§ **Activity**: Gather all lines in the data that hold the string "icon".

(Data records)
------
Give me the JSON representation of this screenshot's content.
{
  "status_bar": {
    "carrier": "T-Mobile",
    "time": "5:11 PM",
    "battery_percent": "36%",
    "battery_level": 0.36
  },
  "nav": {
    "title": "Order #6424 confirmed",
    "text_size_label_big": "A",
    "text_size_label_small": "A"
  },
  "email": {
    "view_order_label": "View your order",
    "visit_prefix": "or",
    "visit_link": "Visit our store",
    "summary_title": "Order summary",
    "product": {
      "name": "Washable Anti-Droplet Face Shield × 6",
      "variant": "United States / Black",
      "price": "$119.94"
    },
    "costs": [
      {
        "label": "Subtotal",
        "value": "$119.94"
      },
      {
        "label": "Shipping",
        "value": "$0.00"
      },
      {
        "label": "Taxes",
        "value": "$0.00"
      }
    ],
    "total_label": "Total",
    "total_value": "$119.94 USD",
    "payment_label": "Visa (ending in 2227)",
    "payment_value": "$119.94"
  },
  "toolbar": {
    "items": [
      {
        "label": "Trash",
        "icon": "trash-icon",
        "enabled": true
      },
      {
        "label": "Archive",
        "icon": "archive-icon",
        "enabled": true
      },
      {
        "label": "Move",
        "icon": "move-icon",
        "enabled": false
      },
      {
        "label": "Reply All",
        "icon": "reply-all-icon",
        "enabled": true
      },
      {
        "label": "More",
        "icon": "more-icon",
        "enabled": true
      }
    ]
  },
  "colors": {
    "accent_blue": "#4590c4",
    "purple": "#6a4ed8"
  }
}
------
§ **Output below**:
        "icon": "trash-icon",
        "icon": "archive-icon",
        "icon": "move-icon",
        "icon": "reply-all-icon",
        "icon": "more-icon",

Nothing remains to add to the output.